*** Opening of Source material ***

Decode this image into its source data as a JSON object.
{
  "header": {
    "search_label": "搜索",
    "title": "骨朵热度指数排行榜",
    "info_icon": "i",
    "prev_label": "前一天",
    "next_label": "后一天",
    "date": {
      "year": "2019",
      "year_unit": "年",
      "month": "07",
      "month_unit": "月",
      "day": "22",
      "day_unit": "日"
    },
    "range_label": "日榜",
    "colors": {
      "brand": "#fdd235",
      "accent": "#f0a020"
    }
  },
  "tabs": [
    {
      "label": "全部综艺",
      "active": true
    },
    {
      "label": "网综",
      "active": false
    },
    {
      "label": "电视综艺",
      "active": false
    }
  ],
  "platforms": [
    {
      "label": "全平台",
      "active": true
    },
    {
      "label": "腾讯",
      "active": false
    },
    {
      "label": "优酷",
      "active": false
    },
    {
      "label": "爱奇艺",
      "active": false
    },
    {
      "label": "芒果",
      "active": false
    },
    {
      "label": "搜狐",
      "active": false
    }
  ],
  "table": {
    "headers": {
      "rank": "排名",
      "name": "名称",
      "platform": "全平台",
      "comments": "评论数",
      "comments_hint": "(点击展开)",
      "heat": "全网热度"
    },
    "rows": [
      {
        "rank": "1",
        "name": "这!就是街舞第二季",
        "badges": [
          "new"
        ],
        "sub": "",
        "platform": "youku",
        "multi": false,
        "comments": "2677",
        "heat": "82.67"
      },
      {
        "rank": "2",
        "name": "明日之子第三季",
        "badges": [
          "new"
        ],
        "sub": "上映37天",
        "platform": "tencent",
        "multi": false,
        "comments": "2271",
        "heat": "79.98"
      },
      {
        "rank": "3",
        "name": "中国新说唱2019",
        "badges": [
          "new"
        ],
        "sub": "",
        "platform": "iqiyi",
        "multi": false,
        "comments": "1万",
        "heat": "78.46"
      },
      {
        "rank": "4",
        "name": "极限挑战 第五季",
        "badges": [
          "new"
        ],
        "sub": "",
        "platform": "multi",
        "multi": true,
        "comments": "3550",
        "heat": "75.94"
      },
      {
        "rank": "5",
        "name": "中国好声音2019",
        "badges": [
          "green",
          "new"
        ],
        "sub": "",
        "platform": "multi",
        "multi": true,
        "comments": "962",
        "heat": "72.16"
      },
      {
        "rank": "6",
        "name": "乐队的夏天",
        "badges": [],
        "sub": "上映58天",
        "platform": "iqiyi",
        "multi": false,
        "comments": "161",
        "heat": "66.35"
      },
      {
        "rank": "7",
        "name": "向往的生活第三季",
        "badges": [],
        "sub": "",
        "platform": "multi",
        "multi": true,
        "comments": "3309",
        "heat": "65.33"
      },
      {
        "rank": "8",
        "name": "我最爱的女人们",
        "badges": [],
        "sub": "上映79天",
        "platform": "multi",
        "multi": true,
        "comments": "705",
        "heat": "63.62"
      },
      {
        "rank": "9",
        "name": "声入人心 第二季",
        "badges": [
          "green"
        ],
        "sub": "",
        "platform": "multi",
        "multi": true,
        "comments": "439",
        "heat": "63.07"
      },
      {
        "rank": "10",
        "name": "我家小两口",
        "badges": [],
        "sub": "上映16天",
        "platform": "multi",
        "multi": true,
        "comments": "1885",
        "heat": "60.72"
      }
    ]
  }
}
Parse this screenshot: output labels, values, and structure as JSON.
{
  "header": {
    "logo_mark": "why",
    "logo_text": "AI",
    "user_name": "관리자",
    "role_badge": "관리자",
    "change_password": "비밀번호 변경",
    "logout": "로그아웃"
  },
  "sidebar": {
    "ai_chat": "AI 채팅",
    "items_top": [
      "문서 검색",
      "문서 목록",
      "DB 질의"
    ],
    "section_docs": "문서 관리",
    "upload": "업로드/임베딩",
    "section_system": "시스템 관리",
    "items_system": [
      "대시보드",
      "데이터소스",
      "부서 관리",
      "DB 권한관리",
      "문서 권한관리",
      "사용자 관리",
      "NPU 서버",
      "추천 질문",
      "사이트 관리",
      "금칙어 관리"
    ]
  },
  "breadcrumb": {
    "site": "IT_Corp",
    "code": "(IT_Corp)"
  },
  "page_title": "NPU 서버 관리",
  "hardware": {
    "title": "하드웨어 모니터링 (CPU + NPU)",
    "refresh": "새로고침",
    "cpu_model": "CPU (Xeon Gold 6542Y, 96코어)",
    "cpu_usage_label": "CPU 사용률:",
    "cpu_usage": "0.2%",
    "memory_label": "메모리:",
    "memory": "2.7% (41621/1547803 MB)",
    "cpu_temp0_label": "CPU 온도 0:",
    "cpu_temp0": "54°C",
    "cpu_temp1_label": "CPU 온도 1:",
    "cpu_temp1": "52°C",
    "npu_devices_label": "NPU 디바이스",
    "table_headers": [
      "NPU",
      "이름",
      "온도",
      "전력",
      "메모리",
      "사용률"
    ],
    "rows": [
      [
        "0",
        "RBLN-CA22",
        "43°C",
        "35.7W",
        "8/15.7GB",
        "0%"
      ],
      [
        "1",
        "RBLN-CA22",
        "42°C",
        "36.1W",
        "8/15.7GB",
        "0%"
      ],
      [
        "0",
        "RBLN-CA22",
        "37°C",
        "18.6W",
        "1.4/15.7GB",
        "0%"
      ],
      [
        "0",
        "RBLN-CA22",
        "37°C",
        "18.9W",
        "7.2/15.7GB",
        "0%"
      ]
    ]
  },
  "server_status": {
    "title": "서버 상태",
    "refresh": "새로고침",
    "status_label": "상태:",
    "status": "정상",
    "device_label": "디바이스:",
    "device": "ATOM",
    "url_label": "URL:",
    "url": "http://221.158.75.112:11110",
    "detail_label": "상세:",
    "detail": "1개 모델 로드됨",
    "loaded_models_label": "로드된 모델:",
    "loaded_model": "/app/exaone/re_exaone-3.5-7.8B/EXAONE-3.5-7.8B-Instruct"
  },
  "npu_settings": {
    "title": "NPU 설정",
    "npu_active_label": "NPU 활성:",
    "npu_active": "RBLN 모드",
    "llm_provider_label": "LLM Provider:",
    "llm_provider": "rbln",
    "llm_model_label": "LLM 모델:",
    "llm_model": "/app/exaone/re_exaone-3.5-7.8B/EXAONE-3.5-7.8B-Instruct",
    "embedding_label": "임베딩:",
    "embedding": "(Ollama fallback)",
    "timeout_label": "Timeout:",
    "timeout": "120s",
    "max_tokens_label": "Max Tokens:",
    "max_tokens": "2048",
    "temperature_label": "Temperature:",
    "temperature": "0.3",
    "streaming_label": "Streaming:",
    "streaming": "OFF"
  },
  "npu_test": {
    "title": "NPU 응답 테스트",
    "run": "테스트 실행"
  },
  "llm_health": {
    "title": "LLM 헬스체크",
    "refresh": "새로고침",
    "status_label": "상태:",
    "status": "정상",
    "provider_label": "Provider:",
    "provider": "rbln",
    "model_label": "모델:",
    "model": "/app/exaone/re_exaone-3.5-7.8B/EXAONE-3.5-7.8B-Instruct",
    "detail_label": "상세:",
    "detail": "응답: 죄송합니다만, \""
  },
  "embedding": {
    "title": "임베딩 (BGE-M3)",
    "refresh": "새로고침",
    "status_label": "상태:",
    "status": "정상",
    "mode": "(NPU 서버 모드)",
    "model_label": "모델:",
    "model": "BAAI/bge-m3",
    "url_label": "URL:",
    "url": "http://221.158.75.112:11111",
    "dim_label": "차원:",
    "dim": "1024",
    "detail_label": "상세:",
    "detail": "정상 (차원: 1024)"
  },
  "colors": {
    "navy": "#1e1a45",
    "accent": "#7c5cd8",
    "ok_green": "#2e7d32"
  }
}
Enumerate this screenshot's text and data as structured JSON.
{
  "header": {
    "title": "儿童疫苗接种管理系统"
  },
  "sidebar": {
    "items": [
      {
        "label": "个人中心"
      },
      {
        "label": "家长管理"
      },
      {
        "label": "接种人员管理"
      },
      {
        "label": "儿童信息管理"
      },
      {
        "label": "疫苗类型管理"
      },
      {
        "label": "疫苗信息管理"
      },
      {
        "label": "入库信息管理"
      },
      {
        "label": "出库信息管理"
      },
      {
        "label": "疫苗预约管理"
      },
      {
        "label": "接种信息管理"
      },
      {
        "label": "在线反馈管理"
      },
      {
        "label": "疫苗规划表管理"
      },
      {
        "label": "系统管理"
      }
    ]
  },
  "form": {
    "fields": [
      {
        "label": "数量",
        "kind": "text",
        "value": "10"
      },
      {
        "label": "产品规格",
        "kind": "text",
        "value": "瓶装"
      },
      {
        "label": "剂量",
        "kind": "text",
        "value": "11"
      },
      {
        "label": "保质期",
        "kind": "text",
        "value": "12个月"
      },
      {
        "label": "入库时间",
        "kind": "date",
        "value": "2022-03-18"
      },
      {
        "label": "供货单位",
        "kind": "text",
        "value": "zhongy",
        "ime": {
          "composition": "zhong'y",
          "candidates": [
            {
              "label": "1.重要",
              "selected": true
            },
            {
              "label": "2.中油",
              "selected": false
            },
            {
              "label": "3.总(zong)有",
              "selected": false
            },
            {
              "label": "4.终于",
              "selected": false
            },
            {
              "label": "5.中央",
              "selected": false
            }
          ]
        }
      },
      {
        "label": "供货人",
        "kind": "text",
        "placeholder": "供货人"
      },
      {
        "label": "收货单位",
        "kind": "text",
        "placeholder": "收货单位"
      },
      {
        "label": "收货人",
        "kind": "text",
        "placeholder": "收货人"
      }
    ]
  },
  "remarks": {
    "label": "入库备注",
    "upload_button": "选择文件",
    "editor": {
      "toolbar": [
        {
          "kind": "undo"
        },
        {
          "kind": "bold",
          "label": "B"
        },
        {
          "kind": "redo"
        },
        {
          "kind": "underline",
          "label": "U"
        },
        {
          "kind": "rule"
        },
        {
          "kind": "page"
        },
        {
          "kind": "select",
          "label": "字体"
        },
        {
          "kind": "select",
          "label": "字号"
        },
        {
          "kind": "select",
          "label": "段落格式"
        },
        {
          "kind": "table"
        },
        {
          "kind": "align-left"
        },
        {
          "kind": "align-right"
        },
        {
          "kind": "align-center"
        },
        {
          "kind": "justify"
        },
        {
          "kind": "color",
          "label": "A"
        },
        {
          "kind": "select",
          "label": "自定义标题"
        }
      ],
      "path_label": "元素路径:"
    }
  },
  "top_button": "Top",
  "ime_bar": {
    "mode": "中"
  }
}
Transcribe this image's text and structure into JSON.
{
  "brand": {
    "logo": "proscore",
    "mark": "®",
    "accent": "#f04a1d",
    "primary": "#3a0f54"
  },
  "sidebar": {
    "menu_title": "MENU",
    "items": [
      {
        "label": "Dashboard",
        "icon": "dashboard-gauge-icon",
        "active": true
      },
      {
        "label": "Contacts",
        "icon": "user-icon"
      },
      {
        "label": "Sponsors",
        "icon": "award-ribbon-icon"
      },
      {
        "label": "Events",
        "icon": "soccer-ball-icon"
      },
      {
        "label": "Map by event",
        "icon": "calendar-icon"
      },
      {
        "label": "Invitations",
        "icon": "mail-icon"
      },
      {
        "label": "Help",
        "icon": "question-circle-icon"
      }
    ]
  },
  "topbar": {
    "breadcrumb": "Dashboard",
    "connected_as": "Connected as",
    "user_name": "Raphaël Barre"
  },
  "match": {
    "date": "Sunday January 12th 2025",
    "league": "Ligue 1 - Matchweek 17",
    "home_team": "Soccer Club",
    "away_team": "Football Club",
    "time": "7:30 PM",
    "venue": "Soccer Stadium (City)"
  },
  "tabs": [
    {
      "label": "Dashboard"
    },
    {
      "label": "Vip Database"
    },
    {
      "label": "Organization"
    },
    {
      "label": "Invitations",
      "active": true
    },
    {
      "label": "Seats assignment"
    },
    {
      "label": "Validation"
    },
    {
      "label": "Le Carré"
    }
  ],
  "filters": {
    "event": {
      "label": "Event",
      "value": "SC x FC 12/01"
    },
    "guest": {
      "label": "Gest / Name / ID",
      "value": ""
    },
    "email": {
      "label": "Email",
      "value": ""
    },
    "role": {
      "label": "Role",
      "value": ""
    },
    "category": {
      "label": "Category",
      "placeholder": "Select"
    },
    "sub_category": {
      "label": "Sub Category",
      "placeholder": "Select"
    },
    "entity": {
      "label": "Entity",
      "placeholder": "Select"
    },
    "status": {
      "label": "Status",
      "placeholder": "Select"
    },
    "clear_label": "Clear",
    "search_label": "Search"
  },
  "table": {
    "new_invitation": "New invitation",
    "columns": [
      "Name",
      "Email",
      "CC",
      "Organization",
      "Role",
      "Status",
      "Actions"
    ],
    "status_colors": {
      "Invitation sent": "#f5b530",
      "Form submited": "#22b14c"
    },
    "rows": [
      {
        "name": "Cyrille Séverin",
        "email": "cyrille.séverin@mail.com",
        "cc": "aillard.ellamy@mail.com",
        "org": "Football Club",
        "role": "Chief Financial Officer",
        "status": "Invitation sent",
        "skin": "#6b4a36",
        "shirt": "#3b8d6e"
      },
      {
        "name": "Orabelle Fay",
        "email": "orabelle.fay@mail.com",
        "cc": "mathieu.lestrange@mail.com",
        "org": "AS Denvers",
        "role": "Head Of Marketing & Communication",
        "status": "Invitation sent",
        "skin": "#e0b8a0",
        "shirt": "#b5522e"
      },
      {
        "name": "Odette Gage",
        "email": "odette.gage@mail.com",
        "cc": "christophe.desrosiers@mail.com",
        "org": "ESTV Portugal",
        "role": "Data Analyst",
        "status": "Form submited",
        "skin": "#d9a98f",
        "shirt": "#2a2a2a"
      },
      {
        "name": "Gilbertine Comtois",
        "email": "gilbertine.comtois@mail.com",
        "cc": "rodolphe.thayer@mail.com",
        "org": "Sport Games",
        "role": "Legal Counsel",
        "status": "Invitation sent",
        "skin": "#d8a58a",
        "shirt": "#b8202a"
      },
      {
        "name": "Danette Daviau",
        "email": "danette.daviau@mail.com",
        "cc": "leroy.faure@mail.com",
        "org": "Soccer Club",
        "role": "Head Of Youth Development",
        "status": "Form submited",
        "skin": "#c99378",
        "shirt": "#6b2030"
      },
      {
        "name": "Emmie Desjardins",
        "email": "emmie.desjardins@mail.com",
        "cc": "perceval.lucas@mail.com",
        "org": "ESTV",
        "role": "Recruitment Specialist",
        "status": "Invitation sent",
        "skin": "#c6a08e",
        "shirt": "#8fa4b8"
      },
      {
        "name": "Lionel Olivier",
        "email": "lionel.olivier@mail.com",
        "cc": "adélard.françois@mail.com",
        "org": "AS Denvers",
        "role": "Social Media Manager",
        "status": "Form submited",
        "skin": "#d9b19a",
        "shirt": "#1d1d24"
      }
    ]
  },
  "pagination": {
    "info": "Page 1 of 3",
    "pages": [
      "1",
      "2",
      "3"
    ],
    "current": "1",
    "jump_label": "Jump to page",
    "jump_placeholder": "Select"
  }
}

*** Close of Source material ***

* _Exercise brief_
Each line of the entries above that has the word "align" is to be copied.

* _Answer to this task_
          "kind": "align-left"
          "kind": "align-right"
          "kind": "align-center"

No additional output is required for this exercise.